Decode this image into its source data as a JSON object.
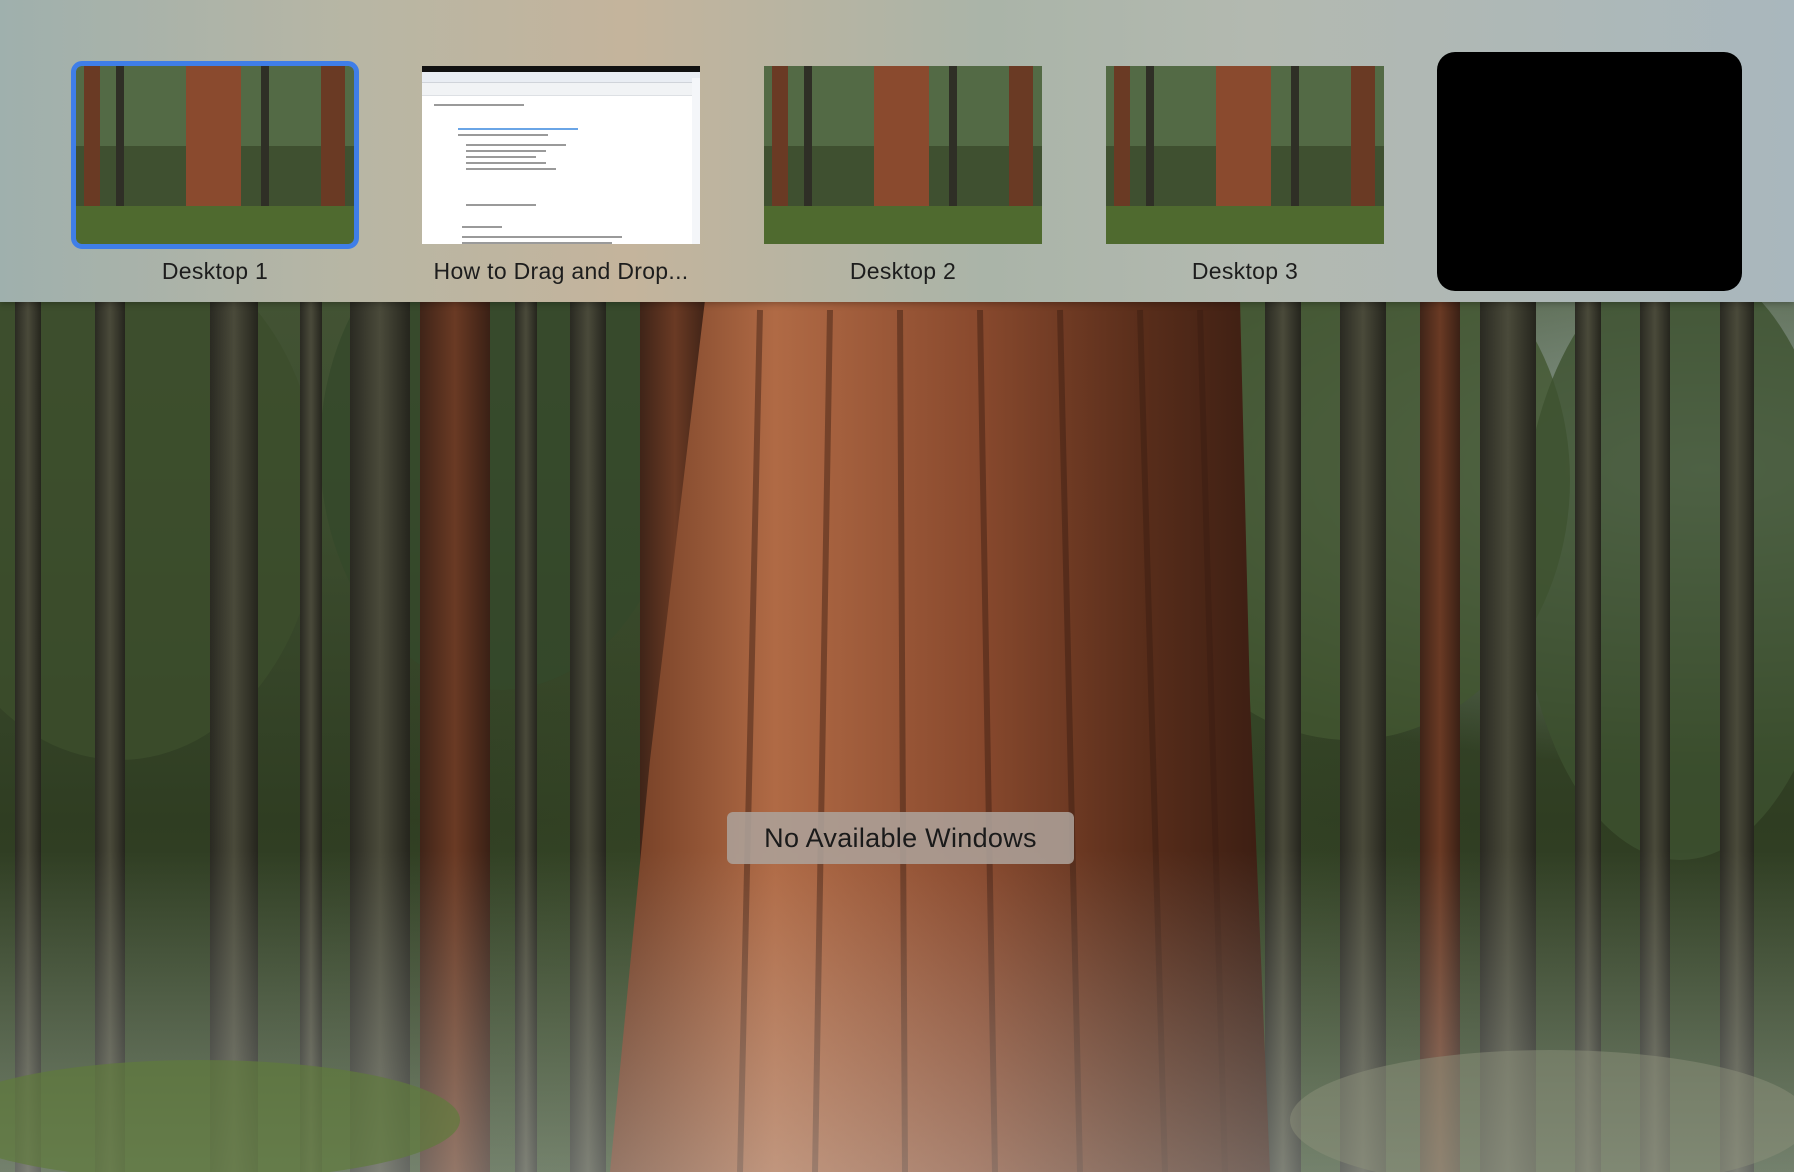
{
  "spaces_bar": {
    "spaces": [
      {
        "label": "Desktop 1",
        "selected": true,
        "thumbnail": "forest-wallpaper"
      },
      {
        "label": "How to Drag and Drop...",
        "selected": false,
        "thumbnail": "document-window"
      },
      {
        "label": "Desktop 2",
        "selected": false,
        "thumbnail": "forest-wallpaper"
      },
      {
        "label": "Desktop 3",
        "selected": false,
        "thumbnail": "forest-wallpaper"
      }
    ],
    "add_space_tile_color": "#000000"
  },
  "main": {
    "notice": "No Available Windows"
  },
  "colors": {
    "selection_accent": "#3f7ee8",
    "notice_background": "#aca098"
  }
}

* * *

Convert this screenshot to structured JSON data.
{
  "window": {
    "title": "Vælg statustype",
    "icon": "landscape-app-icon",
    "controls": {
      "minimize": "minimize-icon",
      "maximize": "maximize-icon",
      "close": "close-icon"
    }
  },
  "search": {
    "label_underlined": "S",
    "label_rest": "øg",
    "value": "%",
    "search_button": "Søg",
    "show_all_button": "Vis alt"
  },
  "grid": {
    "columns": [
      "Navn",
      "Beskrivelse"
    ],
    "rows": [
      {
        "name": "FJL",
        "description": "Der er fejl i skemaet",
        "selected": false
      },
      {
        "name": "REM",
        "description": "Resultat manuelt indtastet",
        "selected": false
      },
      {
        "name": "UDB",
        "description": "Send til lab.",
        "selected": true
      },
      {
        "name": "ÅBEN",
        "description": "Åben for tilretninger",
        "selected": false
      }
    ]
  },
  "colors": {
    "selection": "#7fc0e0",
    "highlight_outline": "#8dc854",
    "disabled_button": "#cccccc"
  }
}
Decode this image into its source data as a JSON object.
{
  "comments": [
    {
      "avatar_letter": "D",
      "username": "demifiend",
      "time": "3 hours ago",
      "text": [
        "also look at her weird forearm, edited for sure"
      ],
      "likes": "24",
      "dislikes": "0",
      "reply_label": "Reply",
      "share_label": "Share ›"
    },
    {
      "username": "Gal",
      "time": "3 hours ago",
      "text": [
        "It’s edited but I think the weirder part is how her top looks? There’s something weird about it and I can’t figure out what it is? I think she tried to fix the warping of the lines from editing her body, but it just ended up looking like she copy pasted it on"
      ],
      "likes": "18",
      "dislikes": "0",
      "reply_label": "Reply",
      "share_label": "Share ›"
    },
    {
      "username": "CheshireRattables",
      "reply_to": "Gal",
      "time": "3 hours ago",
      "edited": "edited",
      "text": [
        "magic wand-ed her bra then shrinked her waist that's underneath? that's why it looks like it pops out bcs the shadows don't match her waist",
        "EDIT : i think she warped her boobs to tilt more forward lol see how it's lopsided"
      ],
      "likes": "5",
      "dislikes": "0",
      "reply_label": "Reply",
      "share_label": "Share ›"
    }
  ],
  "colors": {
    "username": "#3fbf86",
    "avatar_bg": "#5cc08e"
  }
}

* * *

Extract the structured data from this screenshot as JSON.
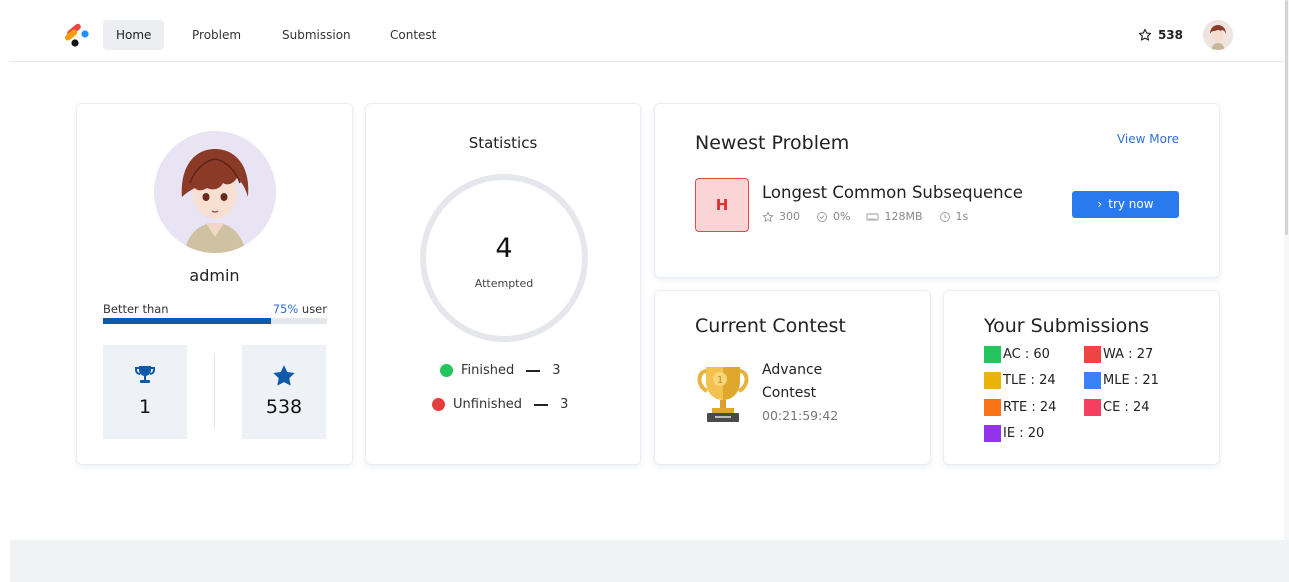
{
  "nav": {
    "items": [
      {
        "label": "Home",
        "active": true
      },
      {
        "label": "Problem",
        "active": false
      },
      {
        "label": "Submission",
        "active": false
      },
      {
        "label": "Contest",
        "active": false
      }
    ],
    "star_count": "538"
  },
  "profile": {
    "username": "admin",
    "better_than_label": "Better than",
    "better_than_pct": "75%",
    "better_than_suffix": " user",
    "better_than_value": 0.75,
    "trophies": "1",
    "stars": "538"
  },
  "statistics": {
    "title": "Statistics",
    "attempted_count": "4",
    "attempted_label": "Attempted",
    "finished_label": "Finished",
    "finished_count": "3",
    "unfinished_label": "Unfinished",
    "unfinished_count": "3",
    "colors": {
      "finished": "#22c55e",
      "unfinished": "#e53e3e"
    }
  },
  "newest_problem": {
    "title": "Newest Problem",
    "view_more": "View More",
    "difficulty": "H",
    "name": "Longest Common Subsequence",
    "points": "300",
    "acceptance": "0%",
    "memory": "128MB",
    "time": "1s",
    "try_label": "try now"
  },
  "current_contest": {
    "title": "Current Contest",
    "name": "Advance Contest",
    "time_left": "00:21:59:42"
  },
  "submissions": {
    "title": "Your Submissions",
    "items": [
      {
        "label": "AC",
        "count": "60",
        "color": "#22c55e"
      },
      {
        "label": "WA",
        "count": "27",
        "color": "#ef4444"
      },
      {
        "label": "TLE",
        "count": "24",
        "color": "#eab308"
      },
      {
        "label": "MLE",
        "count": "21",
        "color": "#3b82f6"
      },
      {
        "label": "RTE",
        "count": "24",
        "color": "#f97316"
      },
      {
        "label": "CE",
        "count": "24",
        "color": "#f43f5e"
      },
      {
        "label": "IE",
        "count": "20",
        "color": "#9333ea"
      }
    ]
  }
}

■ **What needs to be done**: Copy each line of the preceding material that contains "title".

■ **Answer section**:
    "title": "Vælg statustype",
    "title": "Statistics",
    "title": "Newest Problem",
    "title": "Current Contest",
    "title": "Your Submissions",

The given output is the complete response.